A portrait of Hollywood legend Dame Elizabeth Taylor is coming back onto the market after a short rest in a vault. It will be offered by Auctioneers Phillips de Pury in New York on 12 May, as part of their spring contemporary art sale. The estimate for 1963’s “Liz #5” is a cool £12 -£18 million.
Michael McGinnis, head of contemporary art at Phillips de Pury described the painting as; “A pristine gem, the portrait embodies the most important themes of Warhol’s oeuvre including celebrity, wealth, scandal, sex, death and Hollywood”. The silkscreen on canvas has a celebrity pedigree to add to its interest. It was purchased by British actor Hugh Grant in 2001. He stated, that he had bought the £2m painting in a drunken flutter at Sotheby’s. It was later offered in 2007, selling for for £13 million. Not a bad return on a five year investment. In fact much better than Grants film career, as of late.
For the last 10 years Warhol’s work has been escalating in price. The trend is likely to continue for some time. His 1962 work “The Men In Her Life,” another Liz Taylor composition, sold a few months ago for £40 million and Car Crash Green another important work realised £39M.Warhol’s focus on tragedy and the ways in which he employed that subject matter in his own images is something the public has always engaged with. Liz, Marilyn and Jackie are all tragic figures, though he depicted them at their most beautiful and there was a heightened poignancy associated with the images due to the pervading sadness that lurked beneath. His portrait of Liz is one of transformation, someone who seemed to have died and returned, almost a mythic archetype crossing many cultures.

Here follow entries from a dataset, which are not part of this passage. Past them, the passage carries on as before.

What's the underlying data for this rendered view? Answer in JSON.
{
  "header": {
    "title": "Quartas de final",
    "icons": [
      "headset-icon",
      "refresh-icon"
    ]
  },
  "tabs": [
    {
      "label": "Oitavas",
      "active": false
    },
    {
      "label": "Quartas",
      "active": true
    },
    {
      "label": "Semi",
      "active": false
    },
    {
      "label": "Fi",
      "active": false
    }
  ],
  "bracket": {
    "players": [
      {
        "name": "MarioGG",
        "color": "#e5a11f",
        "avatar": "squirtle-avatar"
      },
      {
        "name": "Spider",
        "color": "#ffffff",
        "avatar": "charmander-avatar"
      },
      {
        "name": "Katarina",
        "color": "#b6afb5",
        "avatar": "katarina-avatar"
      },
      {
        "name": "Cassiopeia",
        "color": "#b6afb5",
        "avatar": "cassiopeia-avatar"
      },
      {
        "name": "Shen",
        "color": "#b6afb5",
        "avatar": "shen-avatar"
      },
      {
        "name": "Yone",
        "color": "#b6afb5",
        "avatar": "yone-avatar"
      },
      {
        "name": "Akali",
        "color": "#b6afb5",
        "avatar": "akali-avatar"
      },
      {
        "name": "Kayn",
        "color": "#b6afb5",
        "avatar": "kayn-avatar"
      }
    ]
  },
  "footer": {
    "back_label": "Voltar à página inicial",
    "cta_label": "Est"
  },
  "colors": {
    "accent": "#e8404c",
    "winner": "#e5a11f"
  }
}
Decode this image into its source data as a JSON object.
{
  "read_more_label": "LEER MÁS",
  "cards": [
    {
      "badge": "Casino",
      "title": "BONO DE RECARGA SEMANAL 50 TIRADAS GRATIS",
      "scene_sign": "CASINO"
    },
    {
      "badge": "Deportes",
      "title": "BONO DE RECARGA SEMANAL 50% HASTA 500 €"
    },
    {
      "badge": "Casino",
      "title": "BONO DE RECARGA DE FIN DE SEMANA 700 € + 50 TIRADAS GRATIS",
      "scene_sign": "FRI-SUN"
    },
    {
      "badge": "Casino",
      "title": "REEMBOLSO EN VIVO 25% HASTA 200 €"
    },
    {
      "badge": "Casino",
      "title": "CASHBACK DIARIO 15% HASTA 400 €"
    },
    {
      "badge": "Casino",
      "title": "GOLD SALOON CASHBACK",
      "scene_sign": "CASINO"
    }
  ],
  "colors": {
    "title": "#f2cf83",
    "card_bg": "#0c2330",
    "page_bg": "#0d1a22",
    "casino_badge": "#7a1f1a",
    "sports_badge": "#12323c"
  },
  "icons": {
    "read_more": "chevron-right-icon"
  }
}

Taylor died of a heart related illness on Wednesday aged 79. This must be the first time in history the death of the subject of a work has increased its value threefold.